◆ **WHAT TO WORK ON**
Where does the word "Online" show up in the data? Please find each such line and copy it.

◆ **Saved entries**

____

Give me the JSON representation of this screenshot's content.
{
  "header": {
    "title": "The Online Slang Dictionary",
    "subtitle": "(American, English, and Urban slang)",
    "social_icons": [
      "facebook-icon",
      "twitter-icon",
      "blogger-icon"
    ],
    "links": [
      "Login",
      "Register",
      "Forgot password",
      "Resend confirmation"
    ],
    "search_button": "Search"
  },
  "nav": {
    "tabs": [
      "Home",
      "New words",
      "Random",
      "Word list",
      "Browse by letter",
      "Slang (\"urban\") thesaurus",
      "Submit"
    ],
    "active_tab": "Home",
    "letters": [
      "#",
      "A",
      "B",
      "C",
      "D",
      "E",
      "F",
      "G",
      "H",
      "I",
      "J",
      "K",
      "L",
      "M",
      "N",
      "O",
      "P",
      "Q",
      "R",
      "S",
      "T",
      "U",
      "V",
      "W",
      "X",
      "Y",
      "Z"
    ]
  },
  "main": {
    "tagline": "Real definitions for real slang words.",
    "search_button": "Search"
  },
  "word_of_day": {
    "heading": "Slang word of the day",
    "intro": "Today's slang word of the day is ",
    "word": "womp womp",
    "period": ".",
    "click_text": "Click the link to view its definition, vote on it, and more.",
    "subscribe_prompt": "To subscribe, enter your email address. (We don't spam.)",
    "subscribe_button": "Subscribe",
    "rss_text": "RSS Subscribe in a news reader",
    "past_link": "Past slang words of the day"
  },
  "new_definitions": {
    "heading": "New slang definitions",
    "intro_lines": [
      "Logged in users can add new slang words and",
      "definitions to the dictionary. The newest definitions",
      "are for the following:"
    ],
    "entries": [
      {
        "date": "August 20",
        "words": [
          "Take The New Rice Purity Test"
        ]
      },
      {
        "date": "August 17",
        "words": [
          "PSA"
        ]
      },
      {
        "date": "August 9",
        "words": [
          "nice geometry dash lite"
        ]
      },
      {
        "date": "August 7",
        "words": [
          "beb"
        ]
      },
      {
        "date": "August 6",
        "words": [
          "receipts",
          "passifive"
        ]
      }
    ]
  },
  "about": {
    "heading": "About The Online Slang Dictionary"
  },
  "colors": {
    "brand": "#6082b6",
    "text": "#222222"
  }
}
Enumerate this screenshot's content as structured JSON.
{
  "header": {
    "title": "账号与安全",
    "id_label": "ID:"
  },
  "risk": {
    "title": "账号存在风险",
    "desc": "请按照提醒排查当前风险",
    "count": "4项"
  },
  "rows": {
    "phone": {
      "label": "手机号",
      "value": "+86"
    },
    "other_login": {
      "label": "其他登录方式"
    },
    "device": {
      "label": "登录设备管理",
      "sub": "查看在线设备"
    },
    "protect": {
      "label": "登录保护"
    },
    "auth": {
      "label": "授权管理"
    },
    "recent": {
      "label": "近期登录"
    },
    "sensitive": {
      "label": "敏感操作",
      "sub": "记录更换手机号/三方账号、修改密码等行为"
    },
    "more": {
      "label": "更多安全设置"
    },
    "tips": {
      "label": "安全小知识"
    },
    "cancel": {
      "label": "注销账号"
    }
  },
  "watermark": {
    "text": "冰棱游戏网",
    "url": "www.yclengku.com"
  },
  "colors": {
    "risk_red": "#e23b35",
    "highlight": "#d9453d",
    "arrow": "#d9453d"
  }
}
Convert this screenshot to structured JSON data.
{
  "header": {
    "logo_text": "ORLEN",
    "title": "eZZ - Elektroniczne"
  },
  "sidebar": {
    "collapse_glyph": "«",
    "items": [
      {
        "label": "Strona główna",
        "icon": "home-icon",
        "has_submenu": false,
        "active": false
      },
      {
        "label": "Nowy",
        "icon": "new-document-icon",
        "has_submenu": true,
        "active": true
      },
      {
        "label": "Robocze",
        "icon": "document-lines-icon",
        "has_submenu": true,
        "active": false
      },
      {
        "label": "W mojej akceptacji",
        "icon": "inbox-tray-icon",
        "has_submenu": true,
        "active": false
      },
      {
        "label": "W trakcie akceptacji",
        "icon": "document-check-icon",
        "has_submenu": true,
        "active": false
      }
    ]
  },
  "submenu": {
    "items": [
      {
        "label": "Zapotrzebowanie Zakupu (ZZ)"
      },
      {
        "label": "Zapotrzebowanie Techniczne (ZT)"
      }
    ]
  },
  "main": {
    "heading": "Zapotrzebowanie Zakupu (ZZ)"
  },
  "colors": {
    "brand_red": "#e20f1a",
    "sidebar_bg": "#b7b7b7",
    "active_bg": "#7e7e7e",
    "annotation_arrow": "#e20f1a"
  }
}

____

◆ **ANSWER BOX**
    "title": "The Online Slang Dictionary",
    "heading": "About The Online Slang Dictionary"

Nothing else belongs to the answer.